Yet what happens when the roads lead you to W.W. Norton, USA Weekend and Barnes and Noble? Have you then lost your soul? Ironically, another story from Loverboys, "Juan in a Million" was featured in USA Weekend, with a distribution of 40 million. Norton published So Far From God in 1993; other projects are forthcoming from major presses, including a children's book, My Daughter, My Son, My Eagle, My Dove, and a novel, Peel My Love Like an Onion. Yet clearly these works are as "soulful" and provocative as anything Castillo has published with independent presses, indicating that perhaps the margins can infiltrate the mainstream. Castillo told PW that she hopes to redefine the mainstream: "'The kind of literature I write is not directed for the mainstream, although So Far from God did very well, and I'm hoping that we're entering a new era now where it will be more and more the case that writers from the fringes occupy the mainstream'" (59).

Works Cited

Baker, Samuel. "Ana Castillo: The Protest Poet Goes Mainstream." Publishers Weekly 12 August 1996. 59-60.

Castillo, Ana, ed. Goddess of the Americas/La Diosa de las Americas, New York: Putnam, 1996.

---. Loverboys. New York: Norton, 1996.

---. So Far From God. New York: Norton, 1993.

---. Massacre of the Dreamers: Essays on Xicanisma. Albuquerque: University of New Mexico Press, 1994.

---. The Mixquiahuala Letters. Bilingual Review Press, 1987.

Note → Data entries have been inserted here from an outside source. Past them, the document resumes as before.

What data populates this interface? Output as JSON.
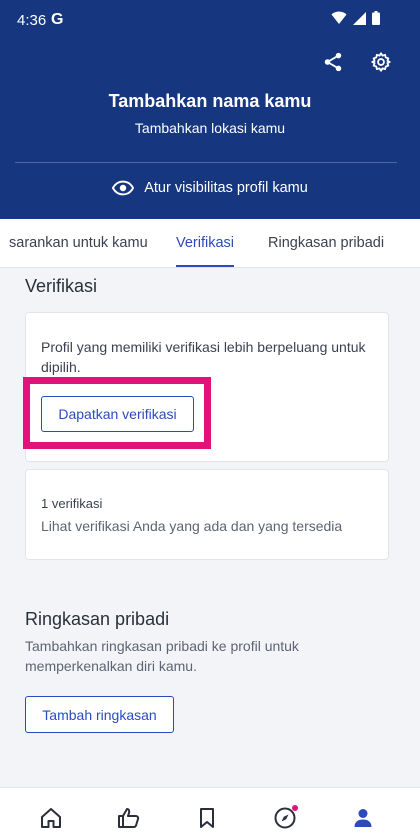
{
  "status_bar": {
    "time": "4:36",
    "google_badge": "G"
  },
  "header": {
    "profile_name": "Tambahkan nama kamu",
    "profile_location": "Tambahkan lokasi kamu",
    "visibility_label": "Atur visibilitas profil kamu",
    "icons": [
      "share-icon",
      "gear-icon",
      "eye-icon"
    ],
    "background_color": "#16367f"
  },
  "tabs": [
    {
      "label": "sarankan untuk kamu",
      "active": false
    },
    {
      "label": "Verifikasi",
      "active": true
    },
    {
      "label": "Ringkasan pribadi",
      "active": false
    }
  ],
  "verification": {
    "title": "Verifikasi",
    "description": "Profil yang memiliki verifikasi lebih berpeluang untuk dipilih.",
    "button_label": "Dapatkan verifikasi",
    "count_label": "1 verifikasi",
    "link_label": "Lihat verifikasi Anda yang ada dan yang tersedia"
  },
  "summary": {
    "title": "Ringkasan pribadi",
    "description": "Tambahkan ringkasan pribadi ke profil untuk memperkenalkan diri kamu.",
    "button_label": "Tambah ringkasan"
  },
  "bottom_nav": [
    {
      "icon": "home-icon",
      "active": false
    },
    {
      "icon": "thumbs-up-icon",
      "active": false
    },
    {
      "icon": "bookmark-icon",
      "active": false
    },
    {
      "icon": "compass-icon",
      "active": false,
      "badge": true
    },
    {
      "icon": "person-icon",
      "active": true
    }
  ],
  "colors": {
    "accent": "#2b4bbd",
    "highlight": "#e3127a",
    "page_background": "#f3f4f8"
  }
}
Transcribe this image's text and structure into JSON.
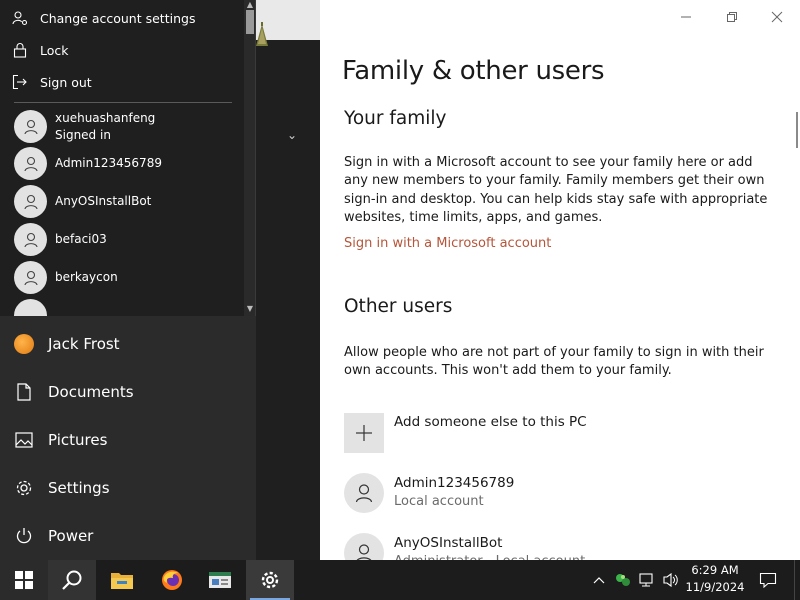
{
  "account_menu": {
    "change_settings": "Change account settings",
    "lock": "Lock",
    "sign_out": "Sign out",
    "accounts": [
      {
        "name": "xuehuashanfeng",
        "status": "Signed in"
      },
      {
        "name": "Admin123456789",
        "status": ""
      },
      {
        "name": "AnyOSInstallBot",
        "status": ""
      },
      {
        "name": "befaci03",
        "status": ""
      },
      {
        "name": "berkaycon",
        "status": ""
      }
    ]
  },
  "start_nav": {
    "user": "Jack Frost",
    "documents": "Documents",
    "pictures": "Pictures",
    "settings": "Settings",
    "power": "Power"
  },
  "settings": {
    "title": "Family & other users",
    "your_family_heading": "Your family",
    "your_family_text": "Sign in with a Microsoft account to see your family here or add any new members to your family. Family members get their own sign-in and desktop. You can help kids stay safe with appropriate websites, time limits, apps, and games.",
    "ms_link": "Sign in with a Microsoft account",
    "other_users_heading": "Other users",
    "other_users_text": "Allow people who are not part of your family to sign in with their own accounts. This won't add them to your family.",
    "add_someone": "Add someone else to this PC",
    "users": [
      {
        "name": "Admin123456789",
        "type": "Local account"
      },
      {
        "name": "AnyOSInstallBot",
        "type": "Administrator - Local account"
      }
    ]
  },
  "taskbar": {
    "time": "6:29 AM",
    "date": "11/9/2024"
  },
  "colors": {
    "link": "#b5553a",
    "start_bg": "#2b2b2b",
    "flyout_bg": "#1f1f1f",
    "taskbar_bg": "#1c1c1c"
  }
}
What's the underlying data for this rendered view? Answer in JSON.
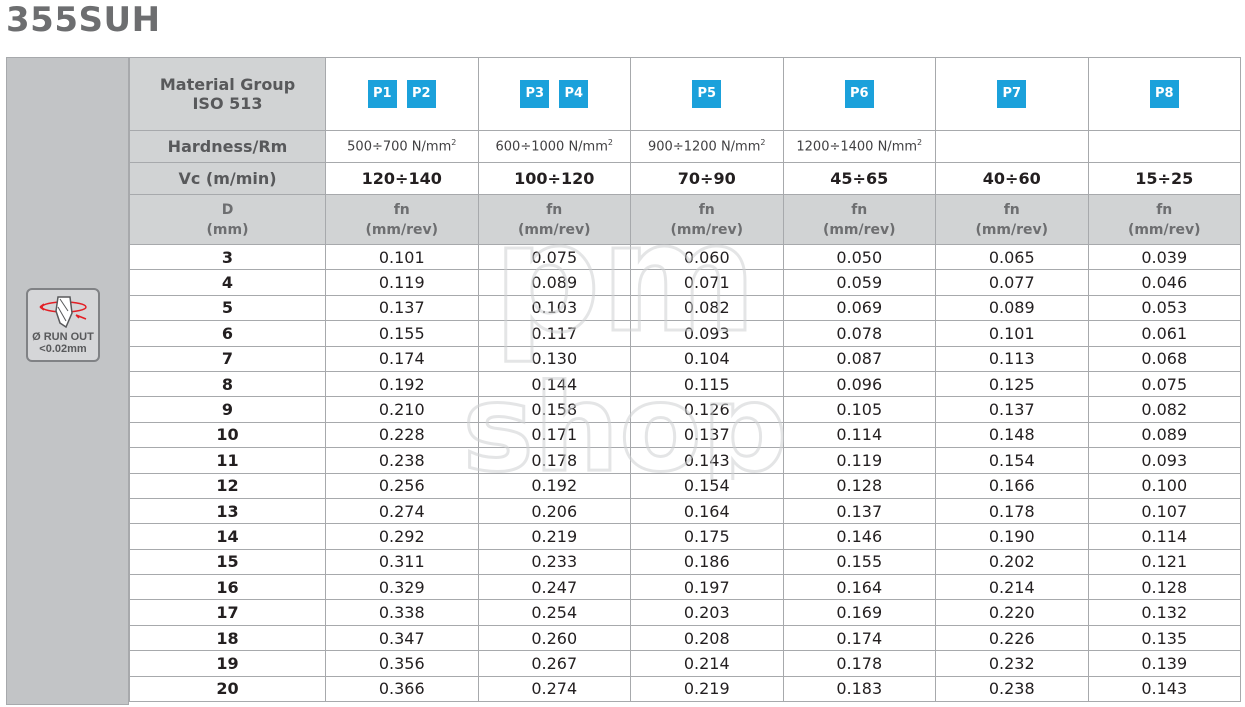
{
  "title": "355SUH",
  "runout": {
    "line1": "Ø RUN OUT",
    "line2": "<0.02mm",
    "icon": "drill-runout-icon"
  },
  "header": {
    "material_group_line1": "Material Group",
    "material_group_line2": "ISO 513",
    "hardness_label": "Hardness/Rm",
    "vc_label": "Vc (m/min)",
    "d_label_line1": "D",
    "d_label_line2": "(mm)"
  },
  "columns": [
    {
      "badges": [
        "P1",
        "P2"
      ],
      "hardness": "500÷700 N/mm",
      "hardness_sup": "2",
      "vc": "120÷140",
      "fn_line1": "fn",
      "fn_line2": "(mm/rev)"
    },
    {
      "badges": [
        "P3",
        "P4"
      ],
      "hardness": "600÷1000 N/mm",
      "hardness_sup": "2",
      "vc": "100÷120",
      "fn_line1": "fn",
      "fn_line2": "(mm/rev)"
    },
    {
      "badges": [
        "P5"
      ],
      "hardness": "900÷1200 N/mm",
      "hardness_sup": "2",
      "vc": "70÷90",
      "fn_line1": "fn",
      "fn_line2": "(mm/rev)"
    },
    {
      "badges": [
        "P6"
      ],
      "hardness": "1200÷1400 N/mm",
      "hardness_sup": "2",
      "vc": "45÷65",
      "fn_line1": "fn",
      "fn_line2": "(mm/rev)"
    },
    {
      "badges": [
        "P7"
      ],
      "hardness": "",
      "hardness_sup": "",
      "vc": "40÷60",
      "fn_line1": "fn",
      "fn_line2": "(mm/rev)"
    },
    {
      "badges": [
        "P8"
      ],
      "hardness": "",
      "hardness_sup": "",
      "vc": "15÷25",
      "fn_line1": "fn",
      "fn_line2": "(mm/rev)"
    }
  ],
  "rows": [
    {
      "d": "3",
      "v": [
        "0.101",
        "0.075",
        "0.060",
        "0.050",
        "0.065",
        "0.039"
      ]
    },
    {
      "d": "4",
      "v": [
        "0.119",
        "0.089",
        "0.071",
        "0.059",
        "0.077",
        "0.046"
      ]
    },
    {
      "d": "5",
      "v": [
        "0.137",
        "0.103",
        "0.082",
        "0.069",
        "0.089",
        "0.053"
      ]
    },
    {
      "d": "6",
      "v": [
        "0.155",
        "0.117",
        "0.093",
        "0.078",
        "0.101",
        "0.061"
      ]
    },
    {
      "d": "7",
      "v": [
        "0.174",
        "0.130",
        "0.104",
        "0.087",
        "0.113",
        "0.068"
      ]
    },
    {
      "d": "8",
      "v": [
        "0.192",
        "0.144",
        "0.115",
        "0.096",
        "0.125",
        "0.075"
      ]
    },
    {
      "d": "9",
      "v": [
        "0.210",
        "0.158",
        "0.126",
        "0.105",
        "0.137",
        "0.082"
      ]
    },
    {
      "d": "10",
      "v": [
        "0.228",
        "0.171",
        "0.137",
        "0.114",
        "0.148",
        "0.089"
      ]
    },
    {
      "d": "11",
      "v": [
        "0.238",
        "0.178",
        "0.143",
        "0.119",
        "0.154",
        "0.093"
      ]
    },
    {
      "d": "12",
      "v": [
        "0.256",
        "0.192",
        "0.154",
        "0.128",
        "0.166",
        "0.100"
      ]
    },
    {
      "d": "13",
      "v": [
        "0.274",
        "0.206",
        "0.164",
        "0.137",
        "0.178",
        "0.107"
      ]
    },
    {
      "d": "14",
      "v": [
        "0.292",
        "0.219",
        "0.175",
        "0.146",
        "0.190",
        "0.114"
      ]
    },
    {
      "d": "15",
      "v": [
        "0.311",
        "0.233",
        "0.186",
        "0.155",
        "0.202",
        "0.121"
      ]
    },
    {
      "d": "16",
      "v": [
        "0.329",
        "0.247",
        "0.197",
        "0.164",
        "0.214",
        "0.128"
      ]
    },
    {
      "d": "17",
      "v": [
        "0.338",
        "0.254",
        "0.203",
        "0.169",
        "0.220",
        "0.132"
      ]
    },
    {
      "d": "18",
      "v": [
        "0.347",
        "0.260",
        "0.208",
        "0.174",
        "0.226",
        "0.135"
      ]
    },
    {
      "d": "19",
      "v": [
        "0.356",
        "0.267",
        "0.214",
        "0.178",
        "0.232",
        "0.139"
      ]
    },
    {
      "d": "20",
      "v": [
        "0.366",
        "0.274",
        "0.219",
        "0.183",
        "0.238",
        "0.143"
      ]
    }
  ],
  "watermark": {
    "line1": "pm",
    "line2": "shop"
  },
  "colors": {
    "badge": "#1ba1db",
    "header_bg": "#d1d3d4",
    "sidebar_bg": "#c2c4c6",
    "title": "#6d6e70"
  }
}
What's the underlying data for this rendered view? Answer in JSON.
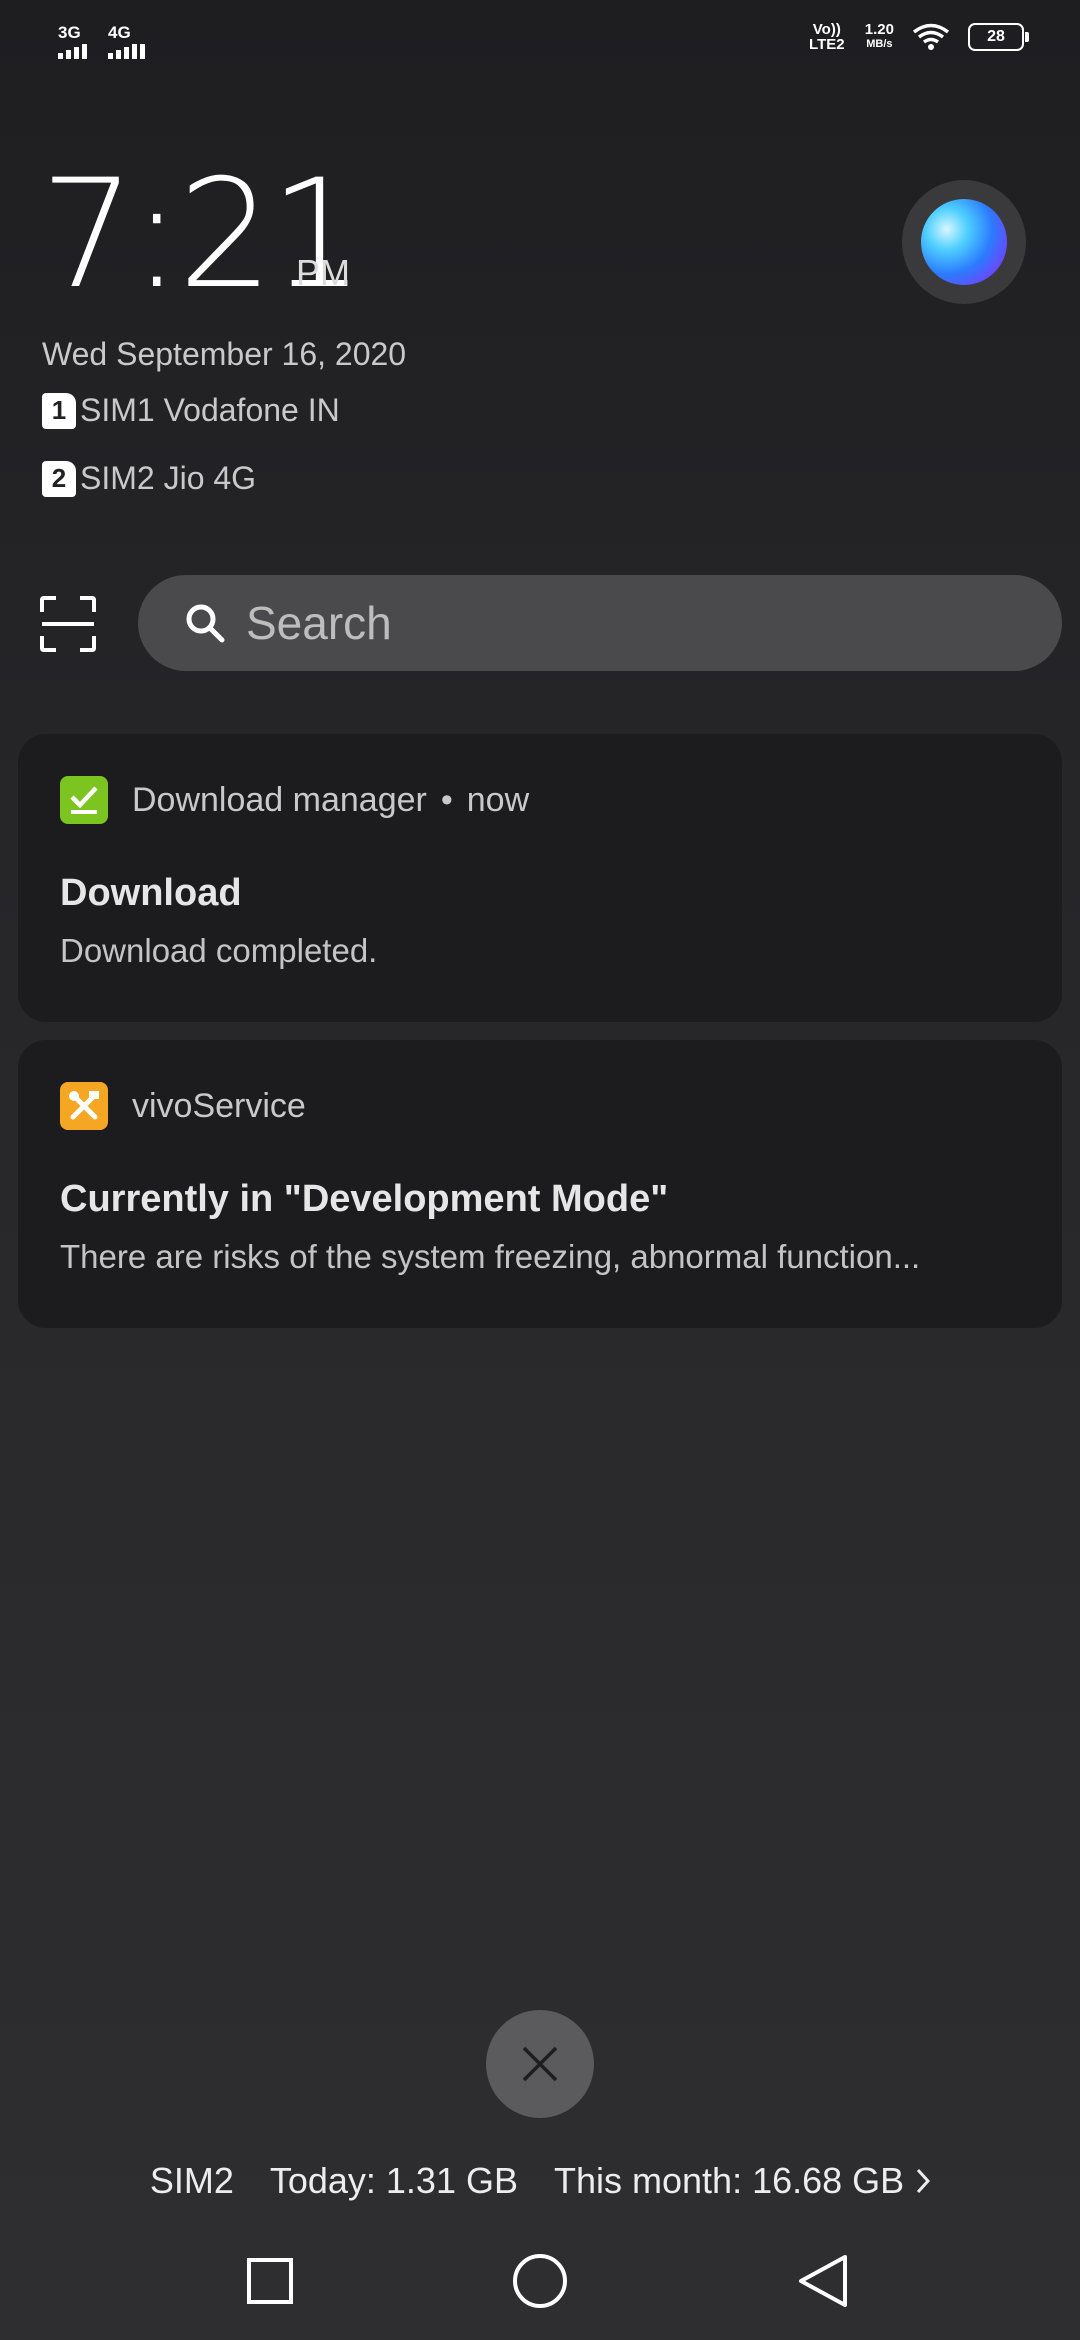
{
  "status_bar": {
    "sim1_network": "3G",
    "sim2_network": "4G",
    "volte": "Vo)) LTE2",
    "speed_value": "1.20",
    "speed_unit": "MB/s",
    "battery": "28"
  },
  "clock": {
    "time": "7:21",
    "ampm": "PM",
    "date": "Wed September 16, 2020",
    "sim1_number": "1",
    "sim1_label": "SIM1 Vodafone IN",
    "sim2_number": "2",
    "sim2_label": "SIM2 Jio 4G"
  },
  "search": {
    "placeholder": "Search"
  },
  "notifications": [
    {
      "app": "Download manager",
      "time": "now",
      "title": "Download",
      "body": "Download completed.",
      "icon": "download-check-icon",
      "icon_color": "#7cc520"
    },
    {
      "app": "vivoService",
      "title": "Currently in \"Development Mode\"",
      "body": "There are risks of the system freezing, abnormal function...",
      "icon": "tools-icon",
      "icon_color": "#f5a623"
    }
  ],
  "data_usage": {
    "sim": "SIM2",
    "today": "Today: 1.31 GB",
    "month": "This month: 16.68 GB"
  },
  "colors": {
    "background": "#262629",
    "card": "#1c1c1e",
    "search_bar": "#4a4a4c"
  }
}
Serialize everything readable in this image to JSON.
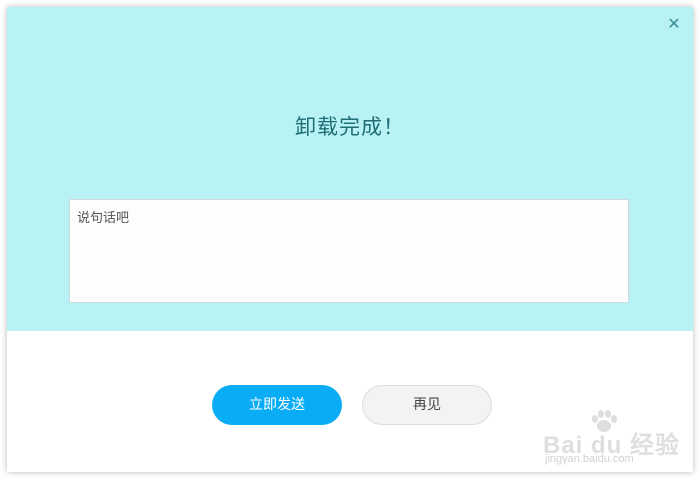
{
  "dialog": {
    "close_glyph": "✕",
    "title": "卸载完成！",
    "comment_placeholder": "说句话吧",
    "send_button_label": "立即发送",
    "bye_button_label": "再见"
  },
  "watermark": {
    "brand": "Bai du 经验",
    "url": "jingyan.baidu.com"
  },
  "colors": {
    "top_background": "#b8f2f4",
    "title": "#1e6d75",
    "send_button": "#0aadf5",
    "bye_button": "#f3f3f3"
  },
  "icons": {
    "close": "close-icon",
    "watermark_logo": "baidu-paw-icon"
  }
}
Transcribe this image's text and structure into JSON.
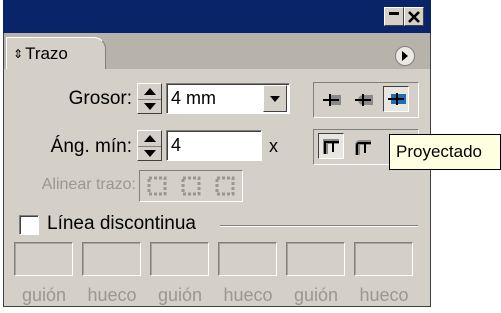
{
  "panel": {
    "tab_label": "Trazo"
  },
  "stroke": {
    "weight_label": "Grosor:",
    "weight_value": "4 mm",
    "miter_label": "Áng. mín:",
    "miter_value": "4",
    "miter_unit": "x",
    "align_label": "Alinear trazo:",
    "cap_selected": "projecting",
    "join_selected": "miter"
  },
  "dashed": {
    "checkbox_label": "Línea discontinua",
    "checked": false,
    "fields": [
      {
        "label": "guión",
        "value": ""
      },
      {
        "label": "hueco",
        "value": ""
      },
      {
        "label": "guión",
        "value": ""
      },
      {
        "label": "hueco",
        "value": ""
      },
      {
        "label": "guión",
        "value": ""
      },
      {
        "label": "hueco",
        "value": ""
      }
    ]
  },
  "tooltip": {
    "text": "Proyectado"
  },
  "icons": {
    "title_minimize": "minimize-icon",
    "title_close": "close-icon",
    "tab_collapse": "sort-arrows-icon",
    "panel_menu": "menu-arrow-icon"
  }
}
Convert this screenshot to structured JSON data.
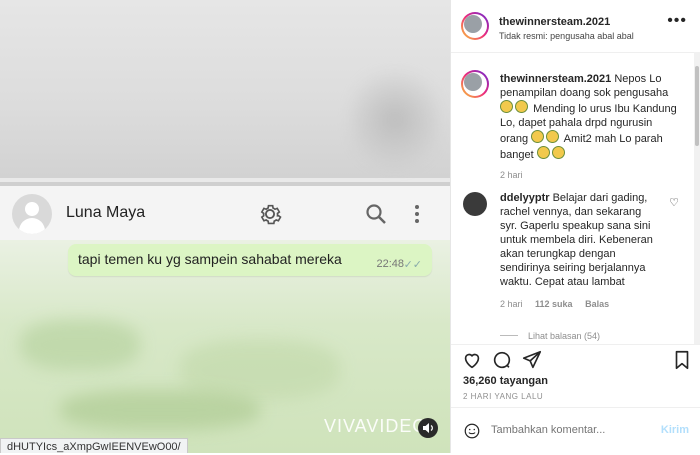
{
  "post_header": {
    "username": "thewinnersteam.2021",
    "subtitle": "Tidak resmi: pengusaha abal abal",
    "more_icon": "more-horizontal-icon"
  },
  "video": {
    "contact_name": "Luna Maya",
    "message_text": "tapi temen ku yg sampein sahabat mereka",
    "message_time": "22:48",
    "watermark": "VIVAVIDEO",
    "url_text": "dHUTYIcs_aXmpGwIEENVEwO00/",
    "icons": [
      "avatar-placeholder-icon",
      "gear-icon",
      "search-icon",
      "kebab-menu-icon",
      "double-check-icon",
      "volume-icon"
    ]
  },
  "caption": {
    "username": "thewinnersteam.2021",
    "text_1": "Nepos Lo penampilan doang sok pengusaha",
    "text_2": "Mending lo urus Ibu Kandung Lo, dapet pahala drpd ngurusin orang",
    "text_3": "Amit2 mah Lo parah banget",
    "time": "2 hari"
  },
  "comment": {
    "username": "ddelyyptr",
    "text": "Belajar dari gading, rachel vennya, dan sekarang syr. Gaperlu speakup sana sini untuk membela diri. Kebeneran akan terungkap dengan sendirinya seiring berjalannya waktu. Cepat atau lambat",
    "time": "2 hari",
    "likes": "112 suka",
    "reply": "Balas",
    "view_replies": "Lihat balasan (54)"
  },
  "actions": {
    "views": "36,260 tayangan",
    "posted": "2 HARI YANG LALU",
    "icons": [
      "heart-icon",
      "comment-icon",
      "share-icon",
      "bookmark-icon"
    ]
  },
  "add_comment": {
    "placeholder": "Tambahkan komentar...",
    "send_label": "Kirim"
  },
  "colors": {
    "bubble": "#dcf5c4",
    "chat_bg": "#d8e8c8",
    "send_disabled": "#b2dffc",
    "text_primary": "#262626",
    "text_muted": "#8e8e8e"
  }
}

---. My Father was a Toltec. West End Press, 1988.

---. Women are not Roses. Houston: Arte Publico Press, 1984.